|↑2||Casey Quackenbush, “The Religious Community Is Speaking Out Against Sexual Violence With #ChurchToo,” November 22, 2017; Anonymous, “When #ChurchToo Happens at Your Church, Too,” The Gospel Coalition, March 5, 2020.|
|↑3||Wikipedia, “Online shaming.”|
|↑4||David J. Ley, “The Cancel Mob Is Coming,” Psychology Today, March 1, 2021. Lee Jussim, “Ten Ways to Defend Against a Cancellation Attack,” Psychology Today, December 22, 2020. . Wikipedia, “Cancel culture.”|
|↑5||Viktor E. Frankl, Man’s Search for Meaning, Ilse Lasch, translator; Boston: Beacon Press, 1959; 2006; Kindle ed., 90.|
|↑6, ↑7, ↑8||Frankl, Man’s Search for Meaning, Kindle ed., 90.|
|↑9||Frankl, Man’s Search for Meaning, Kindle ed., 91.|
|↑10||New York: Vintage Books, 1992; 1993|
|↑11||Cf. Richard Beck, We Believe the Children: A Moral Panic in the 1980s, New York: Public Affairs, 2015. Reviewed by Maura Casey in “How the daycare child abuse hysteria of the 1980s became a witch hunt,” Washington Post, July 31, 2015. See also: Wikipedia, “Day-care sex-abuse hysteria.”|

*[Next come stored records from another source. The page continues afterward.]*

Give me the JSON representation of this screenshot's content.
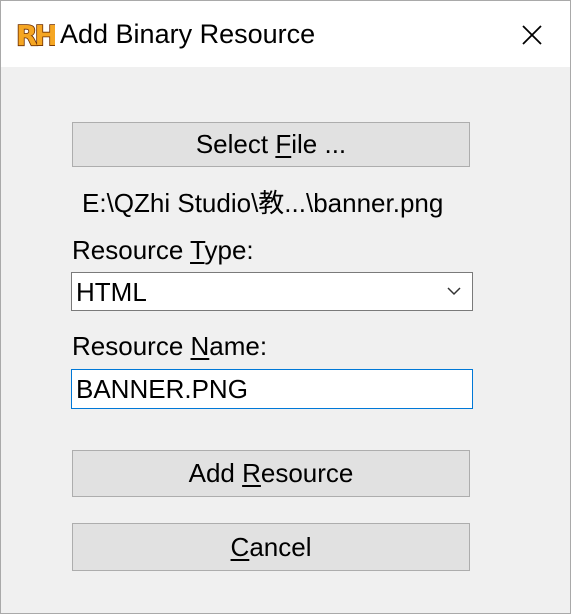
{
  "window": {
    "title": "Add Binary Resource",
    "icon": "rh-app-icon",
    "icon_text": "RH",
    "close_glyph": "✕"
  },
  "select_file": {
    "label_pre": "Select ",
    "label_mnemonic": "F",
    "label_post": "ile ..."
  },
  "file_path": "E:\\QZhi Studio\\教...\\banner.png",
  "resource_type": {
    "label_pre": "Resource ",
    "label_mnemonic": "T",
    "label_post": "ype:",
    "selected": "HTML",
    "icon": "chevron-down-icon"
  },
  "resource_name": {
    "label_pre": "Resource ",
    "label_mnemonic": "N",
    "label_post": "ame:",
    "value": "BANNER.PNG"
  },
  "add_resource": {
    "label_pre": "Add ",
    "label_mnemonic": "R",
    "label_post": "esource"
  },
  "cancel": {
    "label_pre": "",
    "label_mnemonic": "C",
    "label_post": "ancel"
  },
  "colors": {
    "titlebar": "#ffffff",
    "client": "#f0f0f0",
    "button_face": "#e1e1e1",
    "button_border": "#adadad",
    "focus_border": "#0078d7",
    "icon_fill": "#f5a623",
    "icon_stroke": "#6b2c00"
  }
}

|↑12||The hardcover edition was released in 1992 by Zondervan. Dr. Enroth has given permission for free online versions to be made available here and here.|